Linus Pauling: So, in 1936 I gave a Ground Rounds talk at the Rockefeller Institute for Medical
Research, in New York, about hemoglobin. And after my talk, Karl Landsteiner asked
if I would come to his laboratory and talk with him. He was doing very interesting
work. He had discovered the blood groups back in 1900, A-B both.
And he was then making studies of the reactions of antibodies and the antigens --
homologous antigens or heterologous antigens. And in fact it was the sort of work
that would appeal to a chemist because he would take a chemical off the shelf -- something
with known structure, a simple substance -- and couple it to a protein, usually by
diacetation of the amino group, and inject this azoprotein into a rabbit and get antibodies
which were characteristic of this simple chemical. He would get a solution of protein

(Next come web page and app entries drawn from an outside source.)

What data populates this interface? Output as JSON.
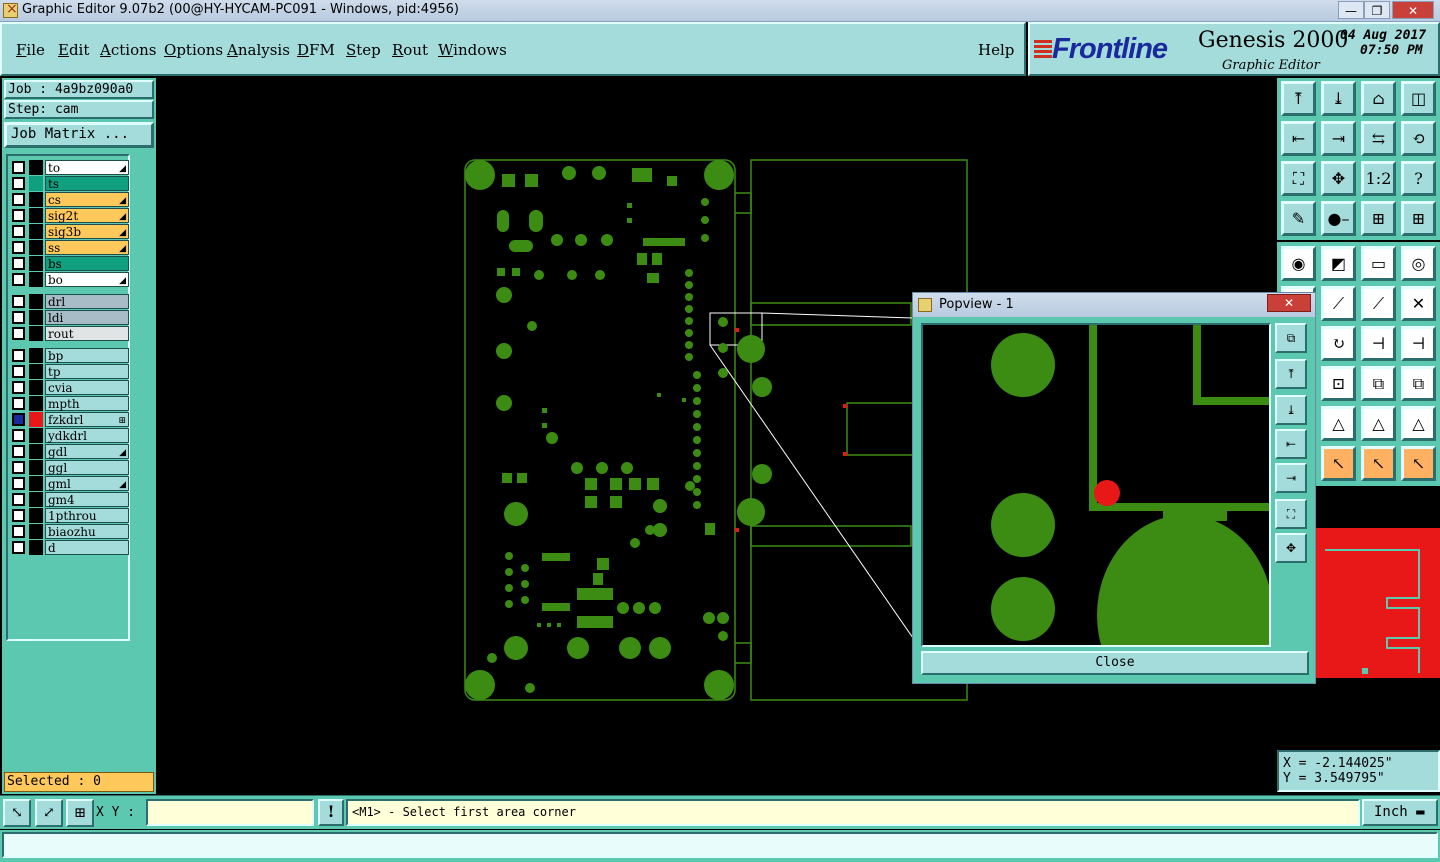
{
  "window": {
    "title": "Graphic Editor 9.07b2 (00@HY-HYCAM-PC091 - Windows, pid:4956)",
    "minimize": "—",
    "maximize": "❐",
    "close": "✕"
  },
  "menu": {
    "items": [
      "File",
      "Edit",
      "Actions",
      "Options",
      "Analysis",
      "DFM",
      "Step",
      "Rout",
      "Windows"
    ],
    "underlines": [
      "F",
      "E",
      "A",
      "O",
      "A",
      "D",
      "S",
      "R",
      "W"
    ],
    "help": "Help"
  },
  "brand": {
    "logo": "Frontline",
    "product": "Genesis 2000",
    "subtitle": "Graphic Editor",
    "date": "04 Aug 2017",
    "time": "07:50 PM"
  },
  "job": {
    "job_label": "Job : 4a9bz090a0",
    "step_label": "Step: cam",
    "matrix_button": "Job Matrix ..."
  },
  "layers": [
    {
      "name": "to",
      "color": "#ffffff",
      "swatch": "#000000",
      "mark": "◢"
    },
    {
      "name": "ts",
      "color": "#10a080",
      "swatch": "#10a080",
      "mark": ""
    },
    {
      "name": "cs",
      "color": "#ffc85a",
      "swatch": "#000000",
      "mark": "◢"
    },
    {
      "name": "sig2t",
      "color": "#ffc85a",
      "swatch": "#000000",
      "mark": "◢"
    },
    {
      "name": "sig3b",
      "color": "#ffc85a",
      "swatch": "#000000",
      "mark": "◢"
    },
    {
      "name": "ss",
      "color": "#ffc85a",
      "swatch": "#000000",
      "mark": "◢"
    },
    {
      "name": "bs",
      "color": "#10a080",
      "swatch": "#000000",
      "mark": ""
    },
    {
      "name": "bo",
      "color": "#ffffff",
      "swatch": "#000000",
      "mark": "◢"
    },
    {
      "name": "drl",
      "color": "#a8bcc8",
      "swatch": "#000000",
      "mark": ""
    },
    {
      "name": "ldi",
      "color": "#a8bcc8",
      "swatch": "#000000",
      "mark": ""
    },
    {
      "name": "rout",
      "color": "#e0e4e4",
      "swatch": "#000000",
      "mark": ""
    },
    {
      "name": "bp",
      "color": "#a4dcdc",
      "swatch": "#000000",
      "mark": ""
    },
    {
      "name": "tp",
      "color": "#a4dcdc",
      "swatch": "#000000",
      "mark": ""
    },
    {
      "name": "cvia",
      "color": "#a4dcdc",
      "swatch": "#000000",
      "mark": ""
    },
    {
      "name": "mpth",
      "color": "#a4dcdc",
      "swatch": "#000000",
      "mark": ""
    },
    {
      "name": "fzkdrl",
      "color": "#a4dcdc",
      "swatch": "#e81818",
      "mark": "⊞"
    },
    {
      "name": "ydkdrl",
      "color": "#a4dcdc",
      "swatch": "#000000",
      "mark": ""
    },
    {
      "name": "gdl",
      "color": "#a4dcdc",
      "swatch": "#000000",
      "mark": "◢"
    },
    {
      "name": "ggl",
      "color": "#a4dcdc",
      "swatch": "#000000",
      "mark": ""
    },
    {
      "name": "gml",
      "color": "#a4dcdc",
      "swatch": "#000000",
      "mark": "◢"
    },
    {
      "name": "gm4",
      "color": "#a4dcdc",
      "swatch": "#000000",
      "mark": ""
    },
    {
      "name": "1pthrou",
      "color": "#a4dcdc",
      "swatch": "#000000",
      "mark": ""
    },
    {
      "name": "biaozhu",
      "color": "#a4dcdc",
      "swatch": "#000000",
      "mark": ""
    },
    {
      "name": "d",
      "color": "#a4dcdc",
      "swatch": "#000000",
      "mark": ""
    }
  ],
  "selected": "Selected : 0",
  "coords": {
    "x": "X = -2.144025\"",
    "y": "Y =  3.549795\""
  },
  "popview": {
    "title": "Popview - 1",
    "close_button": "Close",
    "close_x": "✕"
  },
  "bottom": {
    "xy_label": "X Y :",
    "xy_value": "",
    "warn": "!",
    "prompt": "<M1> - Select first area corner",
    "units": "Inch ▬"
  },
  "status": {
    "message": ""
  },
  "toolbar_icons": {
    "row1": [
      "⤒",
      "⤓",
      "⌂",
      "◫"
    ],
    "row2": [
      "⇤",
      "⇥",
      "⇆",
      "⟲"
    ],
    "row3": [
      "⛶",
      "✥",
      "1:2",
      "?"
    ],
    "row4": [
      "✎",
      "●–",
      "⊞",
      "⊞"
    ],
    "row5": [
      "◉",
      "◩",
      "▭",
      "◎"
    ],
    "row6": [
      "✕",
      "⟋",
      "⟋",
      "✕"
    ],
    "row7": [
      "⟋",
      "↻",
      "⊣",
      "⊣"
    ],
    "row8": [
      "—",
      "⊡",
      "⧉",
      "⧉"
    ],
    "row9": [
      "△",
      "△",
      "△",
      "△"
    ],
    "row10": [
      "↖",
      "↖",
      "↖",
      "↖"
    ]
  },
  "accent": "#5cc8b0",
  "copper": "#3c8c14"
}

molecules that would combine specifically with the chemical that he had took off the
shelf -- something that no rabbit had ever seen before.
This was surely interesting to me, another example of biological specificity. These
immune reactions are about as specific as you can get. You can detect the difference
between, say, hen egg ovalbumin and duck egg ovalbumin when, up until recently, there
were no other ways of showing that these two closely-related proteins were in fact
different from one another.